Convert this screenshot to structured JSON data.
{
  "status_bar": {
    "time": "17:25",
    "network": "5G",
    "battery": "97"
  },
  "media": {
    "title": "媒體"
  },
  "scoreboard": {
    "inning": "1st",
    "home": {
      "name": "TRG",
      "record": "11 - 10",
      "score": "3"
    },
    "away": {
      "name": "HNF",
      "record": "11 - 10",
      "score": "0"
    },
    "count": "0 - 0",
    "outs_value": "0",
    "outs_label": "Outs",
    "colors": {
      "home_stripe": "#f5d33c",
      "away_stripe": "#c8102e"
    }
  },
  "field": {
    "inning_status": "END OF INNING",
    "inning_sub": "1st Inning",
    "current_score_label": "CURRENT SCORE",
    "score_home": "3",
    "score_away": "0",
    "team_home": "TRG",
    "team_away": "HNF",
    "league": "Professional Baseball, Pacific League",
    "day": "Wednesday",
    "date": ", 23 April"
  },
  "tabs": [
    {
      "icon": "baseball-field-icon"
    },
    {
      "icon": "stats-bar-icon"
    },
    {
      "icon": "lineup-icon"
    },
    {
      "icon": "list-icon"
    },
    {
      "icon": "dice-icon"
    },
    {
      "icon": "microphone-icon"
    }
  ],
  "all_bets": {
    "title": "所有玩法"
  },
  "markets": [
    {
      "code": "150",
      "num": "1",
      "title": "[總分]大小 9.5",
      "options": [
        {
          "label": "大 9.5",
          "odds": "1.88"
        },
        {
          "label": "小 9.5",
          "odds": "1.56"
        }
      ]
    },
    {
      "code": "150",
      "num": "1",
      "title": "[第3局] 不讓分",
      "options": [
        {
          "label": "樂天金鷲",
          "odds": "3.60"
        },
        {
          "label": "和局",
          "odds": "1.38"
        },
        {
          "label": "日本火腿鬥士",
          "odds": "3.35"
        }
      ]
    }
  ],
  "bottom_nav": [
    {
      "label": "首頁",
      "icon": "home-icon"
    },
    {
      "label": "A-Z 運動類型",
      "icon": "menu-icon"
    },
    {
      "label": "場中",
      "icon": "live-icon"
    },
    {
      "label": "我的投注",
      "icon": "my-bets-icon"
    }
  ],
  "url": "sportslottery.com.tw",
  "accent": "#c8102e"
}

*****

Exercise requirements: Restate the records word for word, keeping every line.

Reply:
Convert this screenshot to structured JSON data.
{
  "status_bar": {
    "time": "17:25",
    "network": "5G",
    "battery": "97"
  },
  "media": {
    "title": "媒體"
  },
  "scoreboard": {
    "inning": "1st",
    "home": {
      "name": "TRG",
      "record": "11 - 10",
      "score": "3"
    },
    "away": {
      "name": "HNF",
      "record": "11 - 10",
      "score": "0"
    },
    "count": "0 - 0",
    "outs_value": "0",
    "outs_label": "Outs",
    "colors": {
      "home_stripe": "#f5d33c",
      "away_stripe": "#c8102e"
    }
  },
  "field": {
    "inning_status": "END OF INNING",
    "inning_sub": "1st Inning",
    "current_score_label": "CURRENT SCORE",
    "score_home": "3",
    "score_away": "0",
    "team_home": "TRG",
    "team_away": "HNF",
    "league": "Professional Baseball, Pacific League",
    "day": "Wednesday",
    "date": ", 23 April"
  },
  "tabs": [
    {
      "icon": "baseball-field-icon"
    },
    {
      "icon": "stats-bar-icon"
    },
    {
      "icon": "lineup-icon"
    },
    {
      "icon": "list-icon"
    },
    {
      "icon": "dice-icon"
    },
    {
      "icon": "microphone-icon"
    }
  ],
  "all_bets": {
    "title": "所有玩法"
  },
  "markets": [
    {
      "code": "150",
      "num": "1",
      "title": "[總分]大小 9.5",
      "options": [
        {
          "label": "大 9.5",
          "odds": "1.88"
        },
        {
          "label": "小 9.5",
          "odds": "1.56"
        }
      ]
    },
    {
      "code": "150",
      "num": "1",
      "title": "[第3局] 不讓分",
      "options": [
        {
          "label": "樂天金鷲",
          "odds": "3.60"
        },
        {
          "label": "和局",
          "odds": "1.38"
        },
        {
          "label": "日本火腿鬥士",
          "odds": "3.35"
        }
      ]
    }
  ],
  "bottom_nav": [
    {
      "label": "首頁",
      "icon": "home-icon"
    },
    {
      "label": "A-Z 運動類型",
      "icon": "menu-icon"
    },
    {
      "label": "場中",
      "icon": "live-icon"
    },
    {
      "label": "我的投注",
      "icon": "my-bets-icon"
    }
  ],
  "url": "sportslottery.com.tw",
  "accent": "#c8102e"
}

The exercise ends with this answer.